Cyberbike Wii accessory, but it did a laudable job of redeeming itself at Google I/O this week. The outfit brought a USB-equipped exercise bike to the show floor, where an Open Accessory-enabled Nexus S promptly stole the show. We were shown a demo of the CardioQuest app interfacing with the cycle over the aforementioned protocol; the bike itself had a heretofore unreleased firmware update installed that allowed it to interact with the phone, and we're told that said update will be available free of charge to existing customers in the coming weeks.

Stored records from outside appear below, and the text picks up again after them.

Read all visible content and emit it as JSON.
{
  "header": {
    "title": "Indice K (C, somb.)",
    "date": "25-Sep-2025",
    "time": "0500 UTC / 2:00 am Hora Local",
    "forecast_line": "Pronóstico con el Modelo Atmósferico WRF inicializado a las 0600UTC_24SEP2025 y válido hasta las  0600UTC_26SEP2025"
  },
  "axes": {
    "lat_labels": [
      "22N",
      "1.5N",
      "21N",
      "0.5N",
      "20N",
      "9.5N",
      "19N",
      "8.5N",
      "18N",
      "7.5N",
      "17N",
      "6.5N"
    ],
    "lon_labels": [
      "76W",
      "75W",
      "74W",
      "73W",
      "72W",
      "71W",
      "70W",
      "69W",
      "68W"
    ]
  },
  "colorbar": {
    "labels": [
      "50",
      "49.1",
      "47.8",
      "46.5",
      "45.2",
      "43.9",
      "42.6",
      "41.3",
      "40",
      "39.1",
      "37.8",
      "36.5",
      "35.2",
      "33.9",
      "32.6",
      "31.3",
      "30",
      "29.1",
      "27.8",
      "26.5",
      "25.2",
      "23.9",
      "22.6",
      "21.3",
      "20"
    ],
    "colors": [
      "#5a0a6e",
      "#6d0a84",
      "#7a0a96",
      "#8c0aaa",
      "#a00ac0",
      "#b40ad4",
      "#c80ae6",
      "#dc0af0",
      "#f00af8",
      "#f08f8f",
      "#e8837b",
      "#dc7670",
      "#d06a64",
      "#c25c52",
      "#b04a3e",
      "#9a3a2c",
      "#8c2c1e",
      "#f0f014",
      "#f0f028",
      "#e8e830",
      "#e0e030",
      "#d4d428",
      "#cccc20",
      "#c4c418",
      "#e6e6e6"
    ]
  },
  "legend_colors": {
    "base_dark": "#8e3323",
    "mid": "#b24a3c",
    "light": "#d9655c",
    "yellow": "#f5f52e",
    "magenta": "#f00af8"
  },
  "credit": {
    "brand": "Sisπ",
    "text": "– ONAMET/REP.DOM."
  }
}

As was announced yesterday during the opening keynote, the Android Open Accessory API is currently only capable of handling communications over USB, but that didn't stop a clever game from keeping a booth representative mighty busy. The gist is pretty simple -- pedal harder to move the Android up, and relax your stride to see him float down. The goal is to avoid the surrounding walls, while also keeping your mind from focusing on the fact that you're actually burning calories. Mum's the word on whether or not this particular app will ever make it into the Android Market, but there's a video of the chaos waiting just after the break, regardless.